Chlamydia is one of the most common sexually transmitted infections (STIs) worldwide, and it often goes unnoticed due to its asymptomatic nature. If your partner has been diagnosed with chlamydia, it’s natural to be concerned about your own risk of contracting the infection. However, it’s important to understand that the transmission of chlamydia is not guaranteed, and various factors come into play. In this article, we will explore the risks associated with having a partner who has chlamydia, the prevention measures you can take, and the importance of early diagnosis and treatment.
Chlamydia is caused by the bacterium Chlamydia trachomatis and is primarily spread through sexual contact, including vaginal, anal, and oral sex. It is often asymptomatic, which means infected individuals may not experience noticeable symptoms. This asymptomatic nature is one of the reasons why chlamydia is highly prevalent and can go undiagnosed for extended periods.
While chlamydia is a highly contagious STI, transmission is not guaranteed when your partner has it. Several factors influence the risk of transmission:
The type of sexual activity you engage in can affect the risk of transmission. Unprotected vaginal or anal sex poses a higher risk than oral sex.
Proper and consistent condom use significantly reduces the risk of chlamydia transmission. Latex or polyurethane condoms act as a barrier, preventing contact with infected genital or rectal fluids.
The severity of chlamydia infection in your partner and their adherence to treatment and safe sexual practices play a role in transmission risk.
A monogamous relationship in which both partners are free from STIs reduces the risk of chlamydia transmission. However, it is essential to have open communication and regular STI testing to maintain this status.
If you have been exposed to chlamydia in the past and have developed immunity, your risk of reinfection may be lower.
Early diagnosis and prompt treatment of your partner can reduce the duration of potential exposure and transmission risk.
To reduce the risk of contracting chlamydia if your partner has it, consider the following preventive measures:
Use condoms consistently and correctly during sexual activity. This includes both vaginal and anal sex.

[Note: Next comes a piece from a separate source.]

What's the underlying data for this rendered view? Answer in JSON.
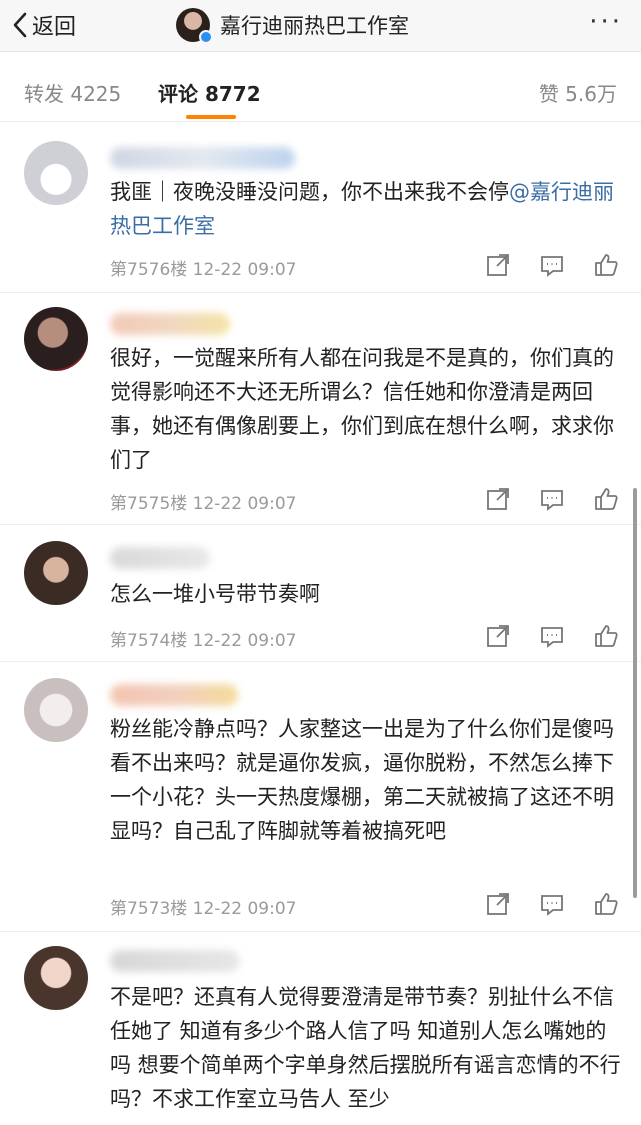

Regular testing for STIs, including chlamydia, is crucial. This can help identify infections early and initiate treatment promptly.

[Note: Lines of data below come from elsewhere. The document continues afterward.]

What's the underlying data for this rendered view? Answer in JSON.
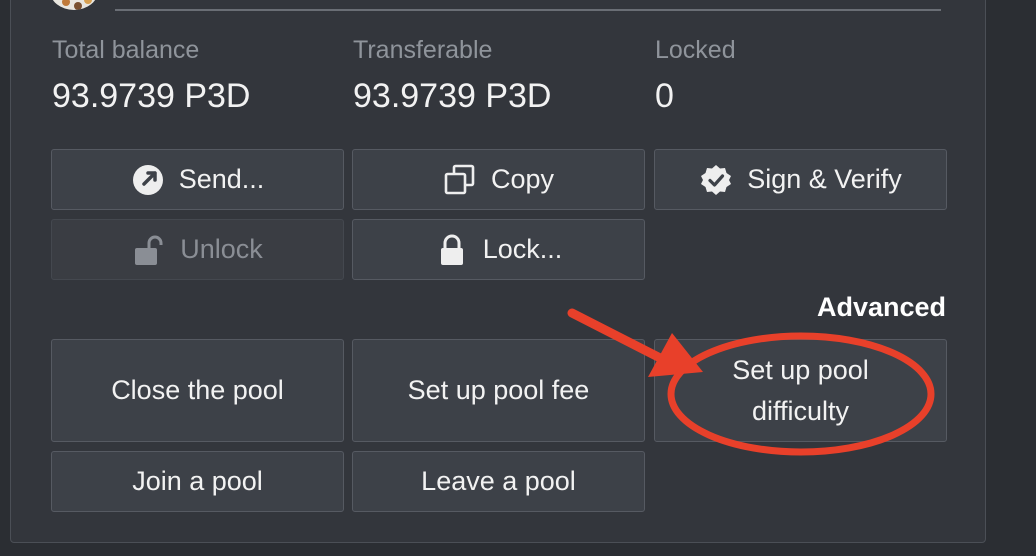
{
  "balances": [
    {
      "label": "Total balance",
      "value": "93.9739 P3D"
    },
    {
      "label": "Transferable",
      "value": "93.9739 P3D"
    },
    {
      "label": "Locked",
      "value": "0"
    }
  ],
  "actions": {
    "send": "Send...",
    "copy": "Copy",
    "sign_verify": "Sign & Verify",
    "unlock": "Unlock",
    "lock": "Lock..."
  },
  "advanced": {
    "heading": "Advanced",
    "close_pool": "Close the pool",
    "pool_fee": "Set up pool fee",
    "pool_difficulty": "Set up pool difficulty",
    "join_pool": "Join a pool",
    "leave_pool": "Leave a pool"
  },
  "annotation": {
    "color": "#e8402a"
  }
}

In a monogamous relationship, both partners should be aware of their STI status and engage in open communication regarding sexual health.

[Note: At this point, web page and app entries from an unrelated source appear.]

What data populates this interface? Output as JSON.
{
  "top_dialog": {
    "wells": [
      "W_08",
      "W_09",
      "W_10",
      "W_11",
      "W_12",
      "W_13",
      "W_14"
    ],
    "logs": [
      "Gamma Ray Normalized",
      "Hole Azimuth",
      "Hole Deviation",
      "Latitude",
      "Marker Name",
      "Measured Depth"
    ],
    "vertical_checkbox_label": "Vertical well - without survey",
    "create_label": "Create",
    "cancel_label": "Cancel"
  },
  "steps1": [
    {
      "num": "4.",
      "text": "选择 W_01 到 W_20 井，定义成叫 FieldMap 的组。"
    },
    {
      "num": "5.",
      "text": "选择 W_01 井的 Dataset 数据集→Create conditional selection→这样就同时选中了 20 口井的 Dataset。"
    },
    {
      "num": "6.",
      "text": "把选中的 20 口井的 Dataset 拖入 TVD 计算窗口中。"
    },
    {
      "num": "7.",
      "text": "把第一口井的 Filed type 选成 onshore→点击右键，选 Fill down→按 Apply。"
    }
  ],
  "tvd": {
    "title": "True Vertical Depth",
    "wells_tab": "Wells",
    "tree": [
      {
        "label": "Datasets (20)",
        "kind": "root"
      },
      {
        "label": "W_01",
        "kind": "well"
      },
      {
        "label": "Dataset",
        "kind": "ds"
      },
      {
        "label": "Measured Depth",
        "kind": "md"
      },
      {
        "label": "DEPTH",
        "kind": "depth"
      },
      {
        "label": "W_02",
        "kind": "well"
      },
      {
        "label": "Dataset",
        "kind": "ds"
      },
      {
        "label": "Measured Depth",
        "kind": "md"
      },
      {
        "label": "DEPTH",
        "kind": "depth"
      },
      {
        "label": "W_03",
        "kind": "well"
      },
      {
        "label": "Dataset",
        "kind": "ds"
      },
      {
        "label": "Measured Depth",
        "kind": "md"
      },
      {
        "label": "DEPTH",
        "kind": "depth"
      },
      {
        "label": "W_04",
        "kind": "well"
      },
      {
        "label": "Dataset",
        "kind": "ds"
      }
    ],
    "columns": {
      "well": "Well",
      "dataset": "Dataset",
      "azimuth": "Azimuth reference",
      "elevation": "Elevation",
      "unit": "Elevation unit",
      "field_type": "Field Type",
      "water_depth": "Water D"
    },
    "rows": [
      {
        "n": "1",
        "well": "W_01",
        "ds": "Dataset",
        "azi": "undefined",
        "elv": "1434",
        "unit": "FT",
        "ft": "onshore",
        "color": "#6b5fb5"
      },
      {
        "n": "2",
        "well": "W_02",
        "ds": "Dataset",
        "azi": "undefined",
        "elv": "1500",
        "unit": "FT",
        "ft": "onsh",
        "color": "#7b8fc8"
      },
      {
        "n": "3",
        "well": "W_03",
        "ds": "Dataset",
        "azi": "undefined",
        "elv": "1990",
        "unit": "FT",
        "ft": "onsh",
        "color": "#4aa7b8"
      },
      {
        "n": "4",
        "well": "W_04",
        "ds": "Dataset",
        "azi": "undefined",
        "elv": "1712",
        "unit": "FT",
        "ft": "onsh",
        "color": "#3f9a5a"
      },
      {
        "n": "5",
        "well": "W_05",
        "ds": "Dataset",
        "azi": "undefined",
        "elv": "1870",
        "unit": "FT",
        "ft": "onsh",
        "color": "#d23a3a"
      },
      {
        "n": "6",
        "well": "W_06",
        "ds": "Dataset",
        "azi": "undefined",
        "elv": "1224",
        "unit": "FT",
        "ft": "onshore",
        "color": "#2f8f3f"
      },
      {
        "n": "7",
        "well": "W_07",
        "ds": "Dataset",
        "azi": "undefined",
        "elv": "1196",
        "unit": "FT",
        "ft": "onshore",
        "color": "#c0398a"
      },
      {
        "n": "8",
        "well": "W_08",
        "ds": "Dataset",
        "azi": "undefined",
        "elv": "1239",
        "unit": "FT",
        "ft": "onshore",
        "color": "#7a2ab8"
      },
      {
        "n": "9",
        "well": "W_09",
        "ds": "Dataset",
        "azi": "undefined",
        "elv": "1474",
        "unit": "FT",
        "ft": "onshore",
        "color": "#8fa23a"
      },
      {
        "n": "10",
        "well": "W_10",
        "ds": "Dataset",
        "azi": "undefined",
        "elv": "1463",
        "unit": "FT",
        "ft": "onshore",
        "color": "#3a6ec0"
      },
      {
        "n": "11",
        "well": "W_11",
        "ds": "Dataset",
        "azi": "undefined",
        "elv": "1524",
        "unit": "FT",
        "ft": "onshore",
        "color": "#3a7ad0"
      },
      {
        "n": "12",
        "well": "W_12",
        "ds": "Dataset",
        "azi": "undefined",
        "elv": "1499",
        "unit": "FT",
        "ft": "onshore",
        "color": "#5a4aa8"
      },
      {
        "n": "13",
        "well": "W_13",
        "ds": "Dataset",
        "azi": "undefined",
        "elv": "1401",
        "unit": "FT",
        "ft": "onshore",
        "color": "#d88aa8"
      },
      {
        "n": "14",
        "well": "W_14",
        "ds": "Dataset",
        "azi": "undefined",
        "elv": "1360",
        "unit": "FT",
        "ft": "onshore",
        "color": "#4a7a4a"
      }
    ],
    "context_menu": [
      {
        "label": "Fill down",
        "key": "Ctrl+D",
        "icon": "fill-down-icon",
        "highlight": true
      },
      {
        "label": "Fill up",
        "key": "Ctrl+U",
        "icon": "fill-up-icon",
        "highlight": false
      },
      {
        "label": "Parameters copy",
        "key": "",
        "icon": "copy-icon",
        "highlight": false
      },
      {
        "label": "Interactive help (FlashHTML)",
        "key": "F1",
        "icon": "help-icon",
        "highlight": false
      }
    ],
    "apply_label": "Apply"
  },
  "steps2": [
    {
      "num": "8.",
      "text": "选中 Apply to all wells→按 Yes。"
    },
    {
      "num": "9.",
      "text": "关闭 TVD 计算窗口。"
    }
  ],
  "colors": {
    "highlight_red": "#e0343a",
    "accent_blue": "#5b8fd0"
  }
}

Reducing the number of sexual partners can lower your overall risk of exposure to STIs, including chlamydia.
If your partner is diagnosed with chlamydia, it is essential that they receive treatment as prescribed by a healthcare provider. You should also be tested and treated if necessary.
Although there is no vaccine specifically for chlamydia, getting vaccinated against other STIs, such as human papillomavirus (HPV), can provide additional protection.
If you suspect you may have been exposed to chlamydia, it’s crucial to seek testing and treatment promptly. Early diagnosis and treatment can prevent the infection from causing complications and reduce the risk of transmission to others. Chlamydia is typically treated with antibiotics prescribed by a healthcare provider.
While chlamydia itself may not cause noticeable symptoms in many cases, untreated chlamydia can lead to several complications, both for the infected individual and, potentially, their sexual partners. Some complications of chlamydia include:
In women, untreated chlamydia can lead to PID, a serious infection of the reproductive organs that can cause fertility problems and chronic pelvic pain.
Chlamydia can increase the risk of ectopic pregnancy, a potentially life-threatening condition in which a fertilized egg implants outside the uterus.
Both men and women can experience fertility issues if chlamydia is left untreated. In men, it can lead to epididymitis, which may affect sperm quality.
Having chlamydia can make it easier to contract other STIs, including HIV.
If your partner has chlamydia, it does not guarantee that you will contract the infection. However, there is a risk of transmission, and preventive measures, such as safe sexual practices, regular testing, and early treatment, are essential for protecting your sexual health. Open communication with your partner about STI status and maintaining a monogamous relationship can further reduce the risk. Remember that early diagnosis and treatment are crucial for minimizing the potential complications of chlamydia and preventing its spread to others.